══ DATA TO EXAMINE ══
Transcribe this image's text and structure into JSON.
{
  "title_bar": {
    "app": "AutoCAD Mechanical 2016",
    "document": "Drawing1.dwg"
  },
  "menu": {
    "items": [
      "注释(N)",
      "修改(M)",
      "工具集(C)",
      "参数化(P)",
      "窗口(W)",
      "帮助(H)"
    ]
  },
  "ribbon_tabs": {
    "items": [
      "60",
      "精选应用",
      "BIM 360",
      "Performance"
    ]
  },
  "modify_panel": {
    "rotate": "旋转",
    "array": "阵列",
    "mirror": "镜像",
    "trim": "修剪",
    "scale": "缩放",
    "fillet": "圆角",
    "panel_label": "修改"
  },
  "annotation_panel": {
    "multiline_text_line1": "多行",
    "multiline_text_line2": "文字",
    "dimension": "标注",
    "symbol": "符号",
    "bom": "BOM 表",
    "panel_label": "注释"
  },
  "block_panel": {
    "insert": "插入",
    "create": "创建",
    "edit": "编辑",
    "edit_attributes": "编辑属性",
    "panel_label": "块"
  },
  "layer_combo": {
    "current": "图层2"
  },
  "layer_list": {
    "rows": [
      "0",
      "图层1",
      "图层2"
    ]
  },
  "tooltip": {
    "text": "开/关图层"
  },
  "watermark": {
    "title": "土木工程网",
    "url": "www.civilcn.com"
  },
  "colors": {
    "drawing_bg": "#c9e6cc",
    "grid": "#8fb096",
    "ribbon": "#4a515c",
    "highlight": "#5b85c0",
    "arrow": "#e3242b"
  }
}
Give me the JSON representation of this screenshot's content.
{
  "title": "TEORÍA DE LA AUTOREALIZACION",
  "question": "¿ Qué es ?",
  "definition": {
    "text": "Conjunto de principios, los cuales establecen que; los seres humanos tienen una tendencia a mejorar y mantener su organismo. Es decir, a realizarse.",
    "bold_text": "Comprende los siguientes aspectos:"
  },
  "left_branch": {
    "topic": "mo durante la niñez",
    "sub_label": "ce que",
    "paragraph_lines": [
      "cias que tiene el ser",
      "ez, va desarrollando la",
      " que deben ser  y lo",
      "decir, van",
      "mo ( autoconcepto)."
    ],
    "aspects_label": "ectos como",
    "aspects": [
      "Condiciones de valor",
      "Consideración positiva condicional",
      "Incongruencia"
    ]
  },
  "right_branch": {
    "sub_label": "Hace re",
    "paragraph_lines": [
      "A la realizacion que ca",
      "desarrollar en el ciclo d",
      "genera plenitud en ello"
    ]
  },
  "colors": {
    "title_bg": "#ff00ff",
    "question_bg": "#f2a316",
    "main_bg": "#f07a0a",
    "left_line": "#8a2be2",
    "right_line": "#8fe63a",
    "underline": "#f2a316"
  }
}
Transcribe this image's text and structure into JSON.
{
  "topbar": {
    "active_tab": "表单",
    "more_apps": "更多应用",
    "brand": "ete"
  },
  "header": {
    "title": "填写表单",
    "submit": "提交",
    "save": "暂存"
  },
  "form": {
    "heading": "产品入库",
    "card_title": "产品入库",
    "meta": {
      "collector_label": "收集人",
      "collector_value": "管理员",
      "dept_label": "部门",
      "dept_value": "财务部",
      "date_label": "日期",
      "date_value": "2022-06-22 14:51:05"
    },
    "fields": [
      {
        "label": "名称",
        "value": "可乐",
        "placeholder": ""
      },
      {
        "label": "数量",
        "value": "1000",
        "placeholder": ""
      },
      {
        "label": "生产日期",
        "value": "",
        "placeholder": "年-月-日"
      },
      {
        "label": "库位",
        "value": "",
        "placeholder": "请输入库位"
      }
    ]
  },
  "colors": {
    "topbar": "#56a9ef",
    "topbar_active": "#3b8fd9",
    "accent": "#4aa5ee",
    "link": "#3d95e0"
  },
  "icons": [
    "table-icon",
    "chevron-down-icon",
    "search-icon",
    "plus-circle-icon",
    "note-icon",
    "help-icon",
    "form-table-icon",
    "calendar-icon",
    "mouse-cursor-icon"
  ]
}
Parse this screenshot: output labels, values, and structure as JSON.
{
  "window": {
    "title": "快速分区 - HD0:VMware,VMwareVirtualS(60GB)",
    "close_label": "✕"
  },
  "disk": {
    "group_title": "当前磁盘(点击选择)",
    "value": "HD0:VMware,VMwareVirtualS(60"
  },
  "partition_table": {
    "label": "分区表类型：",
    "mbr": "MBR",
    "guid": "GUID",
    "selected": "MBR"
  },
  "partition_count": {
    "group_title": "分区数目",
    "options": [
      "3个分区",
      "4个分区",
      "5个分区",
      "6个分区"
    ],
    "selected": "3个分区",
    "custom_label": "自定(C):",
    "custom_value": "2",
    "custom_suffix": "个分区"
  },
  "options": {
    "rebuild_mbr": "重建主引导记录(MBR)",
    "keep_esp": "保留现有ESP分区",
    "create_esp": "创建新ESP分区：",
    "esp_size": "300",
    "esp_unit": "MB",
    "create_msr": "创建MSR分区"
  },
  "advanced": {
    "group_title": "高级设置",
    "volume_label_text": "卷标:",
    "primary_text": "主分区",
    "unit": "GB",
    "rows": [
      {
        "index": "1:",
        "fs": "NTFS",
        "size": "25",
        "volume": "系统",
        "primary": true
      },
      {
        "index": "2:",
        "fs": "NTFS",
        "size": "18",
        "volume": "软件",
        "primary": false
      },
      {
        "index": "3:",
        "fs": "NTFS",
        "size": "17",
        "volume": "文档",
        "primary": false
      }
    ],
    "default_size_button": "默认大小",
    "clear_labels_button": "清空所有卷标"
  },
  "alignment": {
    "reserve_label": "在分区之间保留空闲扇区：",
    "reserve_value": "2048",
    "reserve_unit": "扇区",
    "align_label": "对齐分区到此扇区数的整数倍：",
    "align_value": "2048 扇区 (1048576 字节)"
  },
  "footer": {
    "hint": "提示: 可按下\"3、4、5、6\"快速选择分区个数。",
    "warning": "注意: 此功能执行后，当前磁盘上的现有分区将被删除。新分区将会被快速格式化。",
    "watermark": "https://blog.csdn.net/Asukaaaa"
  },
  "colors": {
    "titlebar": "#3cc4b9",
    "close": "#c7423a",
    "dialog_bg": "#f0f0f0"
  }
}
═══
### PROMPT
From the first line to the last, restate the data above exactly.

### SOLUTION BELOW
Transcribe this image's text and structure into JSON.
{
  "title_bar": {
    "app": "AutoCAD Mechanical 2016",
    "document": "Drawing1.dwg"
  },
  "menu": {
    "items": [
      "注释(N)",
      "修改(M)",
      "工具集(C)",
      "参数化(P)",
      "窗口(W)",
      "帮助(H)"
    ]
  },
  "ribbon_tabs": {
    "items": [
      "60",
      "精选应用",
      "BIM 360",
      "Performance"
    ]
  },
  "modify_panel": {
    "rotate": "旋转",
    "array": "阵列",
    "mirror": "镜像",
    "trim": "修剪",
    "scale": "缩放",
    "fillet": "圆角",
    "panel_label": "修改"
  },
  "annotation_panel": {
    "multiline_text_line1": "多行",
    "multiline_text_line2": "文字",
    "dimension": "标注",
    "symbol": "符号",
    "bom": "BOM 表",
    "panel_label": "注释"
  },
  "block_panel": {
    "insert": "插入",
    "create": "创建",
    "edit": "编辑",
    "edit_attributes": "编辑属性",
    "panel_label": "块"
  },
  "layer_combo": {
    "current": "图层2"
  },
  "layer_list": {
    "rows": [
      "0",
      "图层1",
      "图层2"
    ]
  },
  "tooltip": {
    "text": "开/关图层"
  },
  "watermark": {
    "title": "土木工程网",
    "url": "www.civilcn.com"
  },
  "colors": {
    "drawing_bg": "#c9e6cc",
    "grid": "#8fb096",
    "ribbon": "#4a515c",
    "highlight": "#5b85c0",
    "arrow": "#e3242b"
  }
}
Give me the JSON representation of this screenshot's content.
{
  "title": "TEORÍA DE LA AUTOREALIZACION",
  "question": "¿ Qué es ?",
  "definition": {
    "text": "Conjunto de principios, los cuales establecen que; los seres humanos tienen una tendencia a mejorar y mantener su organismo. Es decir, a realizarse.",
    "bold_text": "Comprende los siguientes aspectos:"
  },
  "left_branch": {
    "topic": "mo durante la niñez",
    "sub_label": "ce que",
    "paragraph_lines": [
      "cias que tiene el ser",
      "ez, va desarrollando la",
      " que deben ser  y lo",
      "decir, van",
      "mo ( autoconcepto)."
    ],
    "aspects_label": "ectos como",
    "aspects": [
      "Condiciones de valor",
      "Consideración positiva condicional",
      "Incongruencia"
    ]
  },
  "right_branch": {
    "sub_label": "Hace re",
    "paragraph_lines": [
      "A la realizacion que ca",
      "desarrollar en el ciclo d",
      "genera plenitud en ello"
    ]
  },
  "colors": {
    "title_bg": "#ff00ff",
    "question_bg": "#f2a316",
    "main_bg": "#f07a0a",
    "left_line": "#8a2be2",
    "right_line": "#8fe63a",
    "underline": "#f2a316"
  }
}
Transcribe this image's text and structure into JSON.
{
  "topbar": {
    "active_tab": "表单",
    "more_apps": "更多应用",
    "brand": "ete"
  },
  "header": {
    "title": "填写表单",
    "submit": "提交",
    "save": "暂存"
  },
  "form": {
    "heading": "产品入库",
    "card_title": "产品入库",
    "meta": {
      "collector_label": "收集人",
      "collector_value": "管理员",
      "dept_label": "部门",
      "dept_value": "财务部",
      "date_label": "日期",
      "date_value": "2022-06-22 14:51:05"
    },
    "fields": [
      {
        "label": "名称",
        "value": "可乐",
        "placeholder": ""
      },
      {
        "label": "数量",
        "value": "1000",
        "placeholder": ""
      },
      {
        "label": "生产日期",
        "value": "",
        "placeholder": "年-月-日"
      },
      {
        "label": "库位",
        "value": "",
        "placeholder": "请输入库位"
      }
    ]
  },
  "colors": {
    "topbar": "#56a9ef",
    "topbar_active": "#3b8fd9",
    "accent": "#4aa5ee",
    "link": "#3d95e0"
  },
  "icons": [
    "table-icon",
    "chevron-down-icon",
    "search-icon",
    "plus-circle-icon",
    "note-icon",
    "help-icon",
    "form-table-icon",
    "calendar-icon",
    "mouse-cursor-icon"
  ]
}
Parse this screenshot: output labels, values, and structure as JSON.
{
  "window": {
    "title": "快速分区 - HD0:VMware,VMwareVirtualS(60GB)",
    "close_label": "✕"
  },
  "disk": {
    "group_title": "当前磁盘(点击选择)",
    "value": "HD0:VMware,VMwareVirtualS(60"
  },
  "partition_table": {
    "label": "分区表类型：",
    "mbr": "MBR",
    "guid": "GUID",
    "selected": "MBR"
  },
  "partition_count": {
    "group_title": "分区数目",
    "options": [
      "3个分区",
      "4个分区",
      "5个分区",
      "6个分区"
    ],
    "selected": "3个分区",
    "custom_label": "自定(C):",
    "custom_value": "2",
    "custom_suffix": "个分区"
  },
  "options": {
    "rebuild_mbr": "重建主引导记录(MBR)",
    "keep_esp": "保留现有ESP分区",
    "create_esp": "创建新ESP分区：",
    "esp_size": "300",
    "esp_unit": "MB",
    "create_msr": "创建MSR分区"
  },
  "advanced": {
    "group_title": "高级设置",
    "volume_label_text": "卷标:",
    "primary_text": "主分区",
    "unit": "GB",
    "rows": [
      {
        "index": "1:",
        "fs": "NTFS",
        "size": "25",
        "volume": "系统",
        "primary": true
      },
      {
        "index": "2:",
        "fs": "NTFS",
        "size": "18",
        "volume": "软件",
        "primary": false
      },
      {
        "index": "3:",
        "fs": "NTFS",
        "size": "17",
        "volume": "文档",
        "primary": false
      }
    ],
    "default_size_button": "默认大小",
    "clear_labels_button": "清空所有卷标"
  },
  "alignment": {
    "reserve_label": "在分区之间保留空闲扇区：",
    "reserve_value": "2048",
    "reserve_unit": "扇区",
    "align_label": "对齐分区到此扇区数的整数倍：",
    "align_value": "2048 扇区 (1048576 字节)"
  },
  "footer": {
    "hint": "提示: 可按下\"3、4、5、6\"快速选择分区个数。",
    "warning": "注意: 此功能执行后，当前磁盘上的现有分区将被删除。新分区将会被快速格式化。",
    "watermark": "https://blog.csdn.net/Asukaaaa"
  },
  "colors": {
    "titlebar": "#3cc4b9",
    "close": "#c7423a",
    "dialog_bg": "#f0f0f0"
  }
}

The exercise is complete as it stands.